Qatari royal's obsession with collecting jewelry takes hit amid Venice heist

Thieves get away with pieces from rare exhibit of Indian and Asian jewelry

An undated photo of the stolen jewels from the Al Thani Collection that were on exhibit in Venice. The Al Thani Collection via AP
An undated photo of the stolen jewels from the Al Thani Collection that were on exhibit in Venice. The Al Thani Collection via AP

Exotic jewels from ancient times, the most beautiful city in the world, a Qatari royal and an Arsene Lupin-style theft … it may seem like a screenplay for an Ocean’s Eleven movie. It’s not.

Last Wednesday in Venice, some old and precious gems were stolen from an exhibit in Piazza San Marco, the very heart of the city. The thieves escaped without being noticed, simply slipping away among the thousands of tourists mill­ing around in the main square during the holiday season.

As a result, this year has start­ed with bad news for the ruling family of Qatar, the owners of the stolen pieces.
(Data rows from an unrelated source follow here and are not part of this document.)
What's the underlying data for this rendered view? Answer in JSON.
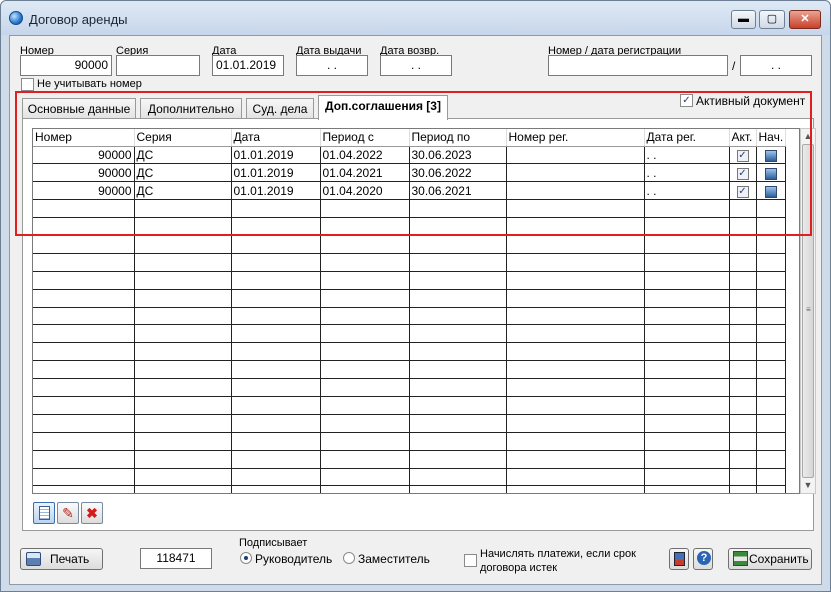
{
  "window": {
    "title": "Договор аренды",
    "min_glyph": "▬",
    "max_glyph": "▢",
    "close_glyph": "✕"
  },
  "header": {
    "nomer_label": "Номер",
    "nomer_value": "90000",
    "seriya_label": "Серия",
    "seriya_value": "",
    "data_label": "Дата",
    "data_value": "01.01.2019",
    "data_vydachi_label": "Дата выдачи",
    "data_vydachi_value": ". .",
    "data_vozvr_label": "Дата возвр.",
    "data_vozvr_value": ". .",
    "reg_label": "Номер / дата регистрации",
    "reg_number_value": "",
    "reg_sep": "/",
    "reg_date_value": ". .",
    "ignore_number_label": "Не учитывать номер"
  },
  "tabs": [
    {
      "label": "Основные данные"
    },
    {
      "label": "Дополнительно"
    },
    {
      "label": "Суд. дела"
    },
    {
      "label": "Доп.соглашения [3]"
    }
  ],
  "active_doc_label": "Активный документ",
  "grid": {
    "columns": [
      "Номер",
      "Серия",
      "Дата",
      "Период с",
      "Период по",
      "Номер рег.",
      "Дата рег.",
      "Акт.",
      "Нач."
    ],
    "rows": [
      {
        "nomer": "90000",
        "seriya": "ДС",
        "data": "01.01.2019",
        "period_s": "01.04.2022",
        "period_po": "30.06.2023",
        "nomer_reg": "",
        "data_reg": ". .",
        "akt": true,
        "nach": true
      },
      {
        "nomer": "90000",
        "seriya": "ДС",
        "data": "01.01.2019",
        "period_s": "01.04.2021",
        "period_po": "30.06.2022",
        "nomer_reg": "",
        "data_reg": ". .",
        "akt": true,
        "nach": true
      },
      {
        "nomer": "90000",
        "seriya": "ДС",
        "data": "01.01.2019",
        "period_s": "01.04.2020",
        "period_po": "30.06.2021",
        "nomer_reg": "",
        "data_reg": ". .",
        "akt": true,
        "nach": true
      }
    ],
    "empty_rows": 17
  },
  "icons": {
    "check": "✓",
    "pencil": "✎",
    "delete": "✖",
    "print": "🖨",
    "help": "?",
    "save": "💾",
    "scroll_up": "▲",
    "scroll_down": "▼",
    "grip": "≡"
  },
  "footer": {
    "print_label": "Печать",
    "doc_id": "118471",
    "signer_label": "Подписывает",
    "signer_head": "Руководитель",
    "signer_deputy": "Заместитель",
    "charge_label": "Начислять платежи, если срок договора истек",
    "save_label": "Сохранить"
  }
}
The Al Thani Foundation had been display­ing ancient Indian and Asian jewellery and gems from a col­lection assembled by Sheikh Hamad bin Abdullah inside Palazzo Ducale, the most im­portant building in Venice.

The collection has been built up over an impressively short time by Sheikh Hamad, who is the first cousin of Sheikh Tamim, the Qatari emir.

Sheikh Hamad admits that it has become “an obsession”, one that began in 2009 when he visited the exhibition Maha­raja: The Splendour of India’s Royal Courts, at London’s Vic­toria and Albert Museum. He now owns what is probably the most important collection of historical Indian jewellery in private hands.

The Treasures of the Mughals and the Maharajas collection of 275 pieces was being shown to the public in Italy for the first time, having opened in Sep­tember. It had previously been on show in Paris and Japan.

The details of Wednesday’s crime read like a Hollywood script: it was the last day of the exhibition and at 10am two people were seen on security cameras putting earrings and a safety pin in their pockets, hav­ing taken them out of a glass case in the Sala dello Scrutinio, or Scrutiny Hall, of the palazzo.

The shelves were supposed to be unbreakable. They were designed by the Al Thani Foun­dation and were used in the ex­hibits around the world.

Nonetheless, thieves man­aged to open them without signs of force, although inves­tigations continue. Security cameras also showed the men leaving the Palazzo, but they soon melted into the crowd of tourists outside.

General prosecutor Raffaele Incardona, the Italian official in charge of the investigation, said it was probably not an opportunistic crime, as the thieves must have done some site inspection before and planned the robbery.

The stolen jewels are not among the most valuable of the collection, and experts say they are valued at several million euros. Strangely enough, when the jewels entered Italy, they were valued at only €30,000, or Dh132,560.

But Venetian authorities were quick to let the public know that the stolen jewels would be too well known to be resold on the black market.